↓

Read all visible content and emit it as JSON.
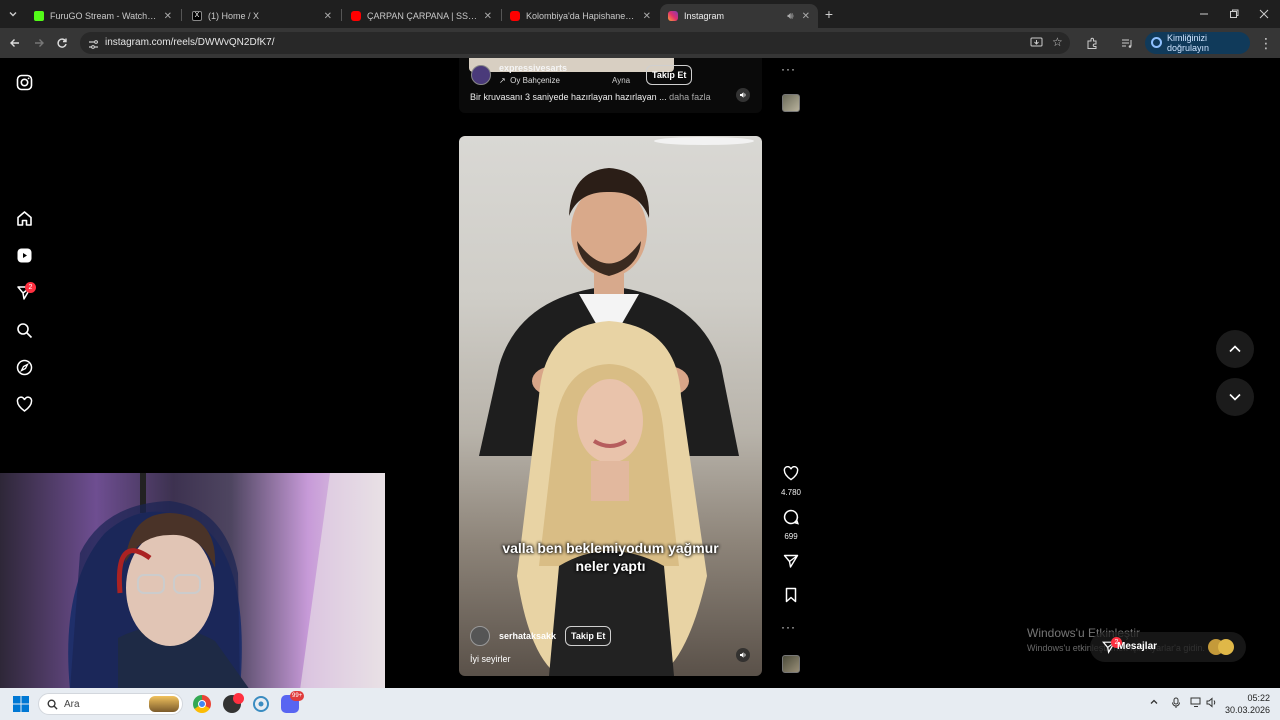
{
  "browser": {
    "tabs": [
      {
        "title": "FuruGO Stream - Watch Live on",
        "color": "#53fc18",
        "active": false
      },
      {
        "title": "(1) Home / X",
        "color": "#000000",
        "active": false
      },
      {
        "title": "ÇARPAN ÇARPANA | SSriders | E",
        "color": "#ff0000",
        "active": false
      },
      {
        "title": "Kolombiya'da Hapishane Baskın",
        "color": "#ff0000",
        "active": false
      },
      {
        "title": "Instagram",
        "color": "#e1306c",
        "active": true
      }
    ],
    "url": "instagram.com/reels/DWWvQN2DfK7/",
    "verify_label": "Kimliğinizi doğrulayın"
  },
  "sidebar": {
    "notification_count": "2"
  },
  "reel_top": {
    "username": "expressivesarts",
    "audio_label": "Oy Bahçenize",
    "audio_label_2": "Ayna",
    "follow_label": "Takip Et",
    "caption": "Bir kruvasanı 3 saniyede hazırlayan hazırlayan ...",
    "more_label": "daha fazla"
  },
  "reel_main": {
    "subtitle": "valla ben beklemiyodum yağmur neler yaptı",
    "username": "serhataksakk",
    "follow_label": "Takip Et",
    "caption": "İyi seyirler",
    "likes": "4.780",
    "comments": "699"
  },
  "overlay": {
    "windows_activate": "Windows'u Etkinleştir",
    "windows_activate_sub": "Windows'u etkinleştirmek için Ayarlar'a gidin.",
    "messages_label": "Mesajlar",
    "messages_count": "2"
  },
  "taskbar": {
    "search_placeholder": "Ara",
    "time": "05:22",
    "date": "30.03.2026",
    "discord_badge": "99+"
  },
  "colors": {
    "instagram_accent": "#ff3040",
    "verify_bg": "#103a5a"
  }
}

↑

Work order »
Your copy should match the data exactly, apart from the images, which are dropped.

The answer »
Read all visible content and emit it as JSON.
{
  "browser": {
    "tabs": [
      {
        "title": "FuruGO Stream - Watch Live on",
        "color": "#53fc18",
        "active": false
      },
      {
        "title": "(1) Home / X",
        "color": "#000000",
        "active": false
      },
      {
        "title": "ÇARPAN ÇARPANA | SSriders | E",
        "color": "#ff0000",
        "active": false
      },
      {
        "title": "Kolombiya'da Hapishane Baskın",
        "color": "#ff0000",
        "active": false
      },
      {
        "title": "Instagram",
        "color": "#e1306c",
        "active": true
      }
    ],
    "url": "instagram.com/reels/DWWvQN2DfK7/",
    "verify_label": "Kimliğinizi doğrulayın"
  },
  "sidebar": {
    "notification_count": "2"
  },
  "reel_top": {
    "username": "expressivesarts",
    "audio_label": "Oy Bahçenize",
    "audio_label_2": "Ayna",
    "follow_label": "Takip Et",
    "caption": "Bir kruvasanı 3 saniyede hazırlayan hazırlayan ...",
    "more_label": "daha fazla"
  },
  "reel_main": {
    "subtitle": "valla ben beklemiyodum yağmur neler yaptı",
    "username": "serhataksakk",
    "follow_label": "Takip Et",
    "caption": "İyi seyirler",
    "likes": "4.780",
    "comments": "699"
  },
  "overlay": {
    "windows_activate": "Windows'u Etkinleştir",
    "windows_activate_sub": "Windows'u etkinleştirmek için Ayarlar'a gidin.",
    "messages_label": "Mesajlar",
    "messages_count": "2"
  },
  "taskbar": {
    "search_placeholder": "Ara",
    "time": "05:22",
    "date": "30.03.2026",
    "discord_badge": "99+"
  },
  "colors": {
    "instagram_accent": "#ff3040",
    "verify_bg": "#103a5a"
  }
}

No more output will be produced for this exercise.